• [Instructions for the task]: Only the lines containing "name" belong in the answer; find them in the material below.

• [Records]:

□ □ □

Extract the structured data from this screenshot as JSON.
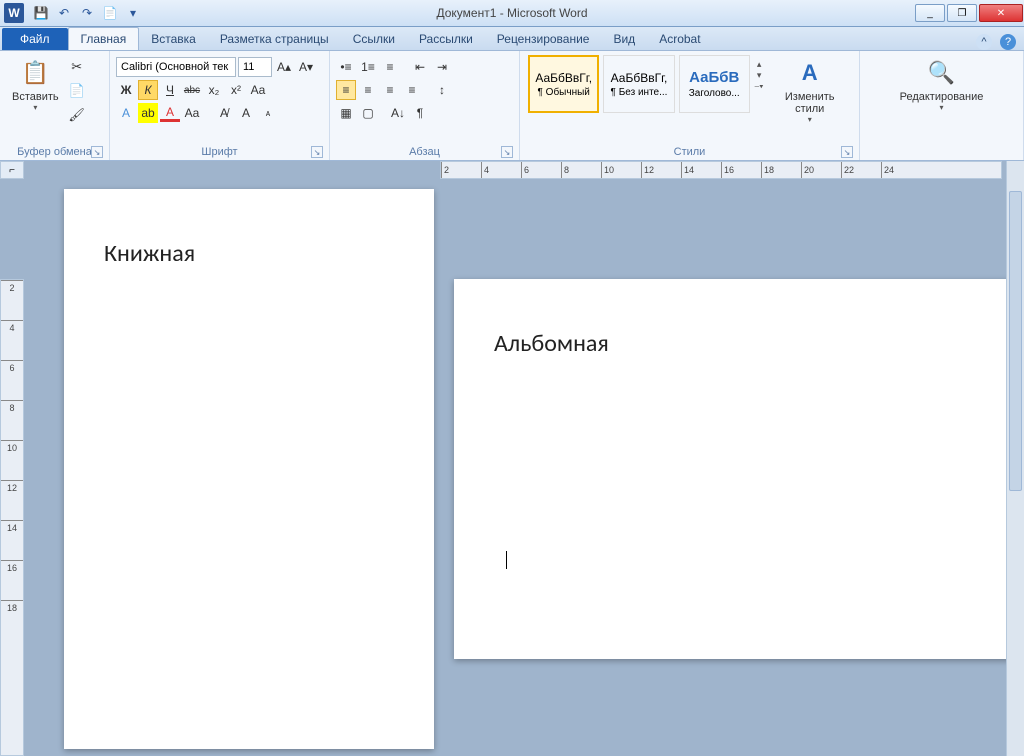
{
  "app": {
    "title": "Документ1 - Microsoft Word",
    "word_icon": "W"
  },
  "qat": {
    "save": "💾",
    "undo": "↶",
    "redo": "↷",
    "more": "▾",
    "new": "📄"
  },
  "window_controls": {
    "min": "_",
    "max": "❐",
    "close": "✕"
  },
  "tabs": {
    "file": "Файл",
    "items": [
      {
        "label": "Главная",
        "active": true
      },
      {
        "label": "Вставка",
        "active": false
      },
      {
        "label": "Разметка страницы",
        "active": false
      },
      {
        "label": "Ссылки",
        "active": false
      },
      {
        "label": "Рассылки",
        "active": false
      },
      {
        "label": "Рецензирование",
        "active": false
      },
      {
        "label": "Вид",
        "active": false
      },
      {
        "label": "Acrobat",
        "active": false
      }
    ],
    "minimize_ribbon": "^",
    "help": "?"
  },
  "ribbon": {
    "clipboard": {
      "label": "Буфер обмена",
      "paste": "Вставить",
      "paste_icon": "📋",
      "cut": "✂",
      "copy": "📄",
      "format_painter": "🖌"
    },
    "font": {
      "label": "Шрифт",
      "name": "Calibri (Основной тек",
      "size": "11",
      "grow": "A▴",
      "shrink": "A▾",
      "bold": "Ж",
      "italic": "К",
      "underline": "Ч",
      "strike": "abc",
      "sub": "x₂",
      "sup": "x²",
      "effects": "Aa",
      "highlight": "ab",
      "color": "A",
      "change_case": "Aa",
      "clear": "A̸",
      "grow2": "A",
      "shrink2": "ᴀ"
    },
    "paragraph": {
      "label": "Абзац",
      "bullets": "•≡",
      "numbering": "1≡",
      "multilevel": "≡",
      "dedent": "⇤",
      "indent": "⇥",
      "sort": "A↓",
      "marks": "¶",
      "align_l": "≡",
      "align_c": "≡",
      "align_r": "≡",
      "justify": "≡",
      "spacing": "↕",
      "shading": "▦",
      "borders": "▢"
    },
    "styles": {
      "label": "Стили",
      "items": [
        {
          "sample": "АаБбВвГг,",
          "name": "¶ Обычный",
          "selected": true
        },
        {
          "sample": "АаБбВвГг,",
          "name": "¶ Без инте...",
          "selected": false
        },
        {
          "sample": "АаБбВ",
          "name": "Заголово...",
          "selected": false
        }
      ],
      "change": "Изменить стили",
      "change_icon": "A"
    },
    "editing": {
      "label": "Редактирование",
      "icon": "🔍"
    }
  },
  "ruler": {
    "h_ticks": [
      "2",
      "4",
      "6",
      "8",
      "10",
      "12",
      "14",
      "16",
      "18",
      "20",
      "22",
      "24"
    ],
    "v_ticks": [
      "2",
      "4",
      "6",
      "8",
      "10",
      "12",
      "14",
      "16",
      "18"
    ]
  },
  "document": {
    "page1_text": "Книжная",
    "page2_text": "Альбомная"
  },
  "corner": "⌐"
}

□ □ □

• [Response below]:
      "name": "Calibri (Основной тек",
          "name": "¶ Обычный",
          "name": "¶ Без инте...",
          "name": "Заголово...",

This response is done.